■ **Prompt**
Your answer should be every line of the entries that has the string "location" in it.

---+---

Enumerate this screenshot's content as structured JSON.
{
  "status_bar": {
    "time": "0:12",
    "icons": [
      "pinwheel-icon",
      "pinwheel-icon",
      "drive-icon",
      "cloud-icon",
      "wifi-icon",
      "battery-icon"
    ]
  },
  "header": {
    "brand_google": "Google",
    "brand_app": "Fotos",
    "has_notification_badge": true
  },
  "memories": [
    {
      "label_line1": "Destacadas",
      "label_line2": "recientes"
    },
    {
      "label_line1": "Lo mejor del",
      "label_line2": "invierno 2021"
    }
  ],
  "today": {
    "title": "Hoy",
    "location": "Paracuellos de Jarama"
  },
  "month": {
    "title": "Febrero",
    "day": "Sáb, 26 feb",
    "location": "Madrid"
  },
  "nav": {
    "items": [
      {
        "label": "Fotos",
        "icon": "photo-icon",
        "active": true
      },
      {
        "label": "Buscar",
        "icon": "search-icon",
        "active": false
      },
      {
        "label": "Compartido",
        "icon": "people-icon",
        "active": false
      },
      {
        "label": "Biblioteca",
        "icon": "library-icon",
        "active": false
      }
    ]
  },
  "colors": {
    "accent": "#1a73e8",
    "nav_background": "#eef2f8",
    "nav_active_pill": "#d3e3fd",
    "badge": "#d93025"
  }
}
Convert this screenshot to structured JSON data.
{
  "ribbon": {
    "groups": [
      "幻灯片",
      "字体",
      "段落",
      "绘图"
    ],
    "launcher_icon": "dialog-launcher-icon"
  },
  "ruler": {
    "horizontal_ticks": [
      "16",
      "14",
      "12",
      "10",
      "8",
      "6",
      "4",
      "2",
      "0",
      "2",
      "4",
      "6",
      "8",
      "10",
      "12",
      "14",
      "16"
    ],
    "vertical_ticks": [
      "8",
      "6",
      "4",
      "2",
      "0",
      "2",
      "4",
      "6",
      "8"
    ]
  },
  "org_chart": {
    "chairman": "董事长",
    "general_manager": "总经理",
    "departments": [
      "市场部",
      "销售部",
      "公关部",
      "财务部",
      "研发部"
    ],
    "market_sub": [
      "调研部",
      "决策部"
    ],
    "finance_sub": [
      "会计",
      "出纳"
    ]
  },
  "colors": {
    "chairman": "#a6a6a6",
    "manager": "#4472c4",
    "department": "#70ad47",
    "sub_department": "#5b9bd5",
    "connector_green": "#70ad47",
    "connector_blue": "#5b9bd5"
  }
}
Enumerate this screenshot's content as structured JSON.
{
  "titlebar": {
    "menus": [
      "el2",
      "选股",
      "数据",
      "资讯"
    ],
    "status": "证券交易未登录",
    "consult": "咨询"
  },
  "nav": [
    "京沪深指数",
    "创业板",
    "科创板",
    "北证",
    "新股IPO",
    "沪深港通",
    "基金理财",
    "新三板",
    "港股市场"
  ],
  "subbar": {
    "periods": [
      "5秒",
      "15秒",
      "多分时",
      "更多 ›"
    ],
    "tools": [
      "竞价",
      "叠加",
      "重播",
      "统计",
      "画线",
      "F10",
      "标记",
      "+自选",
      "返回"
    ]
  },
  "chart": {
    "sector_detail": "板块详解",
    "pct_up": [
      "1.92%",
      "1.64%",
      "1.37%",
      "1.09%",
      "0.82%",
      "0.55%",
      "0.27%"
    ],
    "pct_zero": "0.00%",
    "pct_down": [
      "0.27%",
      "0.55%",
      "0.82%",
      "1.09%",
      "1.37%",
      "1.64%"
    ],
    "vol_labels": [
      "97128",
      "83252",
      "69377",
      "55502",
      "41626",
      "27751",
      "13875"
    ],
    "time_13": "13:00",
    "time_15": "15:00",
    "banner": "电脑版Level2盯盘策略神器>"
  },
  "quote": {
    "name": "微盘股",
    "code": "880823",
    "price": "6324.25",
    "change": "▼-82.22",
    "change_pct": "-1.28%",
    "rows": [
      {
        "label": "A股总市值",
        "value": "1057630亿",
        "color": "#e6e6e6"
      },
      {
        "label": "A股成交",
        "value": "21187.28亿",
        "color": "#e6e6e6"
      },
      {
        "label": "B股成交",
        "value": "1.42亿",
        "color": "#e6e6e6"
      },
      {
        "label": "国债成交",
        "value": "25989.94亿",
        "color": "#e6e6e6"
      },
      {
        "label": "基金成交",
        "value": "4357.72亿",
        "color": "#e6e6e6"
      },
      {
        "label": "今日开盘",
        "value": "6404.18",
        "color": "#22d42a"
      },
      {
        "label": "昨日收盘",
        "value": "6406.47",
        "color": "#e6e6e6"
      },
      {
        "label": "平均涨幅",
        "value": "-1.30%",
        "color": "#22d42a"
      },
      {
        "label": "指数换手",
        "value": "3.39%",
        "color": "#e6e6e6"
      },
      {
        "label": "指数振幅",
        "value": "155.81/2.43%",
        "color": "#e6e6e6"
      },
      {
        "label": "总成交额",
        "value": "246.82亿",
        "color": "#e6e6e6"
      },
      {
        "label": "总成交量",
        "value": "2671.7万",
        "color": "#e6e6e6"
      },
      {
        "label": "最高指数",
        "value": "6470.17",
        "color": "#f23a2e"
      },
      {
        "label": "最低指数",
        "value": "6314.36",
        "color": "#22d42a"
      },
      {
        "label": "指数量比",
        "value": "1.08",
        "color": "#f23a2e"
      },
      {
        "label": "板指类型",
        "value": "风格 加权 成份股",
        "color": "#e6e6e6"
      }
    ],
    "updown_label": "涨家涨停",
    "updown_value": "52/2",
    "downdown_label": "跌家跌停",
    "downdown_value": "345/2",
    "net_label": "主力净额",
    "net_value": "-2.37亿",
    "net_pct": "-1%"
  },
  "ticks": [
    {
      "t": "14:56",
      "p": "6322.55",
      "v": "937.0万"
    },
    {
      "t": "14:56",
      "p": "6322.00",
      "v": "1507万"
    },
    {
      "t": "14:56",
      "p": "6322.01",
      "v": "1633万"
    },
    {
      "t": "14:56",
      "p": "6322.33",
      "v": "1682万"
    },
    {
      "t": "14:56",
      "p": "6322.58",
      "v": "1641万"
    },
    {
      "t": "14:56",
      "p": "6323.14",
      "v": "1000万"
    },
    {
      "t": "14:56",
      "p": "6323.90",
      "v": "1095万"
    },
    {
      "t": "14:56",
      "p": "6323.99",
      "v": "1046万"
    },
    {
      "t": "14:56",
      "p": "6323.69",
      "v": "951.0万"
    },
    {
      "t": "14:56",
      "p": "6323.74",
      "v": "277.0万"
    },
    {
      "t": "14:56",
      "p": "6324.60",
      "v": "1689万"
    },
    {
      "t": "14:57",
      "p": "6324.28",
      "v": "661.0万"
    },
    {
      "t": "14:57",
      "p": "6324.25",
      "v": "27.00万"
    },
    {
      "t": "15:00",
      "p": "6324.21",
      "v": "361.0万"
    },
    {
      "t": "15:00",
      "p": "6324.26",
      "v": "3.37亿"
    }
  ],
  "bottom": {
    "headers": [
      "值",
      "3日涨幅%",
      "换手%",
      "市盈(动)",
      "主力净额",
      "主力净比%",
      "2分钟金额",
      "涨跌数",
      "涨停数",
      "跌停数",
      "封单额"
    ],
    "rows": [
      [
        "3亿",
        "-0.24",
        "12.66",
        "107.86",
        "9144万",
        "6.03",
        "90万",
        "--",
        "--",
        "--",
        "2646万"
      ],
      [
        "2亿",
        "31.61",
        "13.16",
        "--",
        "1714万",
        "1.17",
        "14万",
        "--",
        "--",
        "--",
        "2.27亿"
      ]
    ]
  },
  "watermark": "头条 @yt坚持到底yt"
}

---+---

■ **Answer box**
    "location": "Paracuellos de Jarama"
    "location": "Madrid"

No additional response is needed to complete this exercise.